I have been putting some time into brainstorming and planning for the future content of Literate Lives, and one of the ideas that I thought would be fun is doing a little writing prompt “blast from the past.” Today, to kick off this feature, I thought I’d revisit my first summer writing prompt:
A Tool Time Family Field Trip
So, with a little editing, here goes!
Last weekend I found myself in a hardware store with my husband, and not just any hardware store but one that focuses on tools for customers who know what they were looking for (few items have instructions on their packaging).
We spent some time on the welding aisle. It was amazing! There were so many objects whose purposes were a mystery to me.
I saw something called a “Chipping Hammer” that had a spiral metal wire handle with a rod and a hunk of wood located at its end. Pointing upward from the wood were bristles like on a hairbrush, only they were made of metal. Protruding from the end of the “hairbrush” base was what looked like a hatchet blade. It got me thinking. What is this used for? What can I imagine it to be used for? What would some space alien, coming upon it, think it was used for?
There was a welding helmet shaped and painted like a skull with silver teeth and a rectangle where its eyes should be and a cool 24 inch magnetic claw that I know a bunch of third graders could have a lot of fun with. It had a spring powered handle at the top and a bright orange casing that held two little magnets at the bottom and from which emerged a little metal spider-hand when the handle was activated.
The Field Trip
Suddenly it ocured me. What a great family field trip this would make.

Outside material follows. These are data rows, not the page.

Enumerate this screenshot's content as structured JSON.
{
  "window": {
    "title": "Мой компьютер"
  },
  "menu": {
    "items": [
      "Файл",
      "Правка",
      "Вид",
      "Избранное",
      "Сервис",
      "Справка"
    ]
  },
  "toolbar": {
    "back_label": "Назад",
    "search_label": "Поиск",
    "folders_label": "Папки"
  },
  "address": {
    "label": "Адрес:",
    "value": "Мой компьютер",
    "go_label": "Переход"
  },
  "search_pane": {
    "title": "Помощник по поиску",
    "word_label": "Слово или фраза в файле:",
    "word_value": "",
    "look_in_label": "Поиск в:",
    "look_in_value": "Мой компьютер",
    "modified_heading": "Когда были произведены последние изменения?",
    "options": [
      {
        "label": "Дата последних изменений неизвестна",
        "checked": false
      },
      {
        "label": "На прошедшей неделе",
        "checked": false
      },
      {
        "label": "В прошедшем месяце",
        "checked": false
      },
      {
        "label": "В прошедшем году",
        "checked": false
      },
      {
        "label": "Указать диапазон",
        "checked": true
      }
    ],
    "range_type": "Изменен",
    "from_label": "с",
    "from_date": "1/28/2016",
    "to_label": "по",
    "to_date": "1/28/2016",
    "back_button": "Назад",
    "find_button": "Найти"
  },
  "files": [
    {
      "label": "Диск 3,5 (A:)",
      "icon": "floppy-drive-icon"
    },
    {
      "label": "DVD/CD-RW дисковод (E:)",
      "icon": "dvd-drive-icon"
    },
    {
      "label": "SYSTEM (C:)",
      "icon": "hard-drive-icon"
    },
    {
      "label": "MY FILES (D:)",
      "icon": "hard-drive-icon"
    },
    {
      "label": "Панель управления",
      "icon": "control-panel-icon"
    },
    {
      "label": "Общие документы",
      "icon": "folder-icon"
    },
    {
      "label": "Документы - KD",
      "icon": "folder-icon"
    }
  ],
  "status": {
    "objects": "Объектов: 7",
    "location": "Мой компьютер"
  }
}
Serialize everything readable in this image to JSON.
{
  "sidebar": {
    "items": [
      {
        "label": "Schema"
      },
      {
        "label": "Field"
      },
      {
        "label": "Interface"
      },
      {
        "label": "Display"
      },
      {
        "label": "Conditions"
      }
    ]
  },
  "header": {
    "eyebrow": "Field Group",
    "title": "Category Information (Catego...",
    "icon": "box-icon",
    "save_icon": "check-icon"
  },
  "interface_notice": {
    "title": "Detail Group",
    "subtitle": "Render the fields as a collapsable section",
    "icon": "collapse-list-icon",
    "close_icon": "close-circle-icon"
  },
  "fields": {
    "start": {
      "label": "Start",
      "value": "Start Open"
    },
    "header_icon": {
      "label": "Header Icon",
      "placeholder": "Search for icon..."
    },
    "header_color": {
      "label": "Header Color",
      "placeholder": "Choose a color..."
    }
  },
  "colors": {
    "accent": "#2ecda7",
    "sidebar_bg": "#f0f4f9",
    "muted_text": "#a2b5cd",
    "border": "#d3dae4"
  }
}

You could go to a store that sells things you know nothing about (a farm machinery or a tractor parts warehouse, an auto shop, craft or hobby store). Each person should take a tablet or paper and clipboard and a pen or pencil for taking notes (or use your cell phone to snap a picture). You might even want color pencils or pens for drawing your finds.
After a reasonable time browsing, each person should select one object. (You might want to choose an aisle to focus on so you won’t have to split up if you have small children.) Each family member should take notes describing their object or make a picture of it, and speculate on its potential uses. If there are instructions, DO NOT READ THEM.
Next, go somewhere you can sit down and write. (Mmm. An ice cream parlor sounds pretty amazing right now, but a picnic table in a park would serve just as well.) Each person must write a catalog description of their object, including a physical description of the item and instructions for how they have determined it is to be used. (Other options might include a short story, script, or comic strip showing their object in use.)
Then, of course, it is time to share your masterpieces. Read aloud and praise one another. Specifically highlight where each person’s writing really shines.
Remember, have fun! And if you want to, share the results of your field trip in the comments below.
*image: Radekkulupa, Pixabay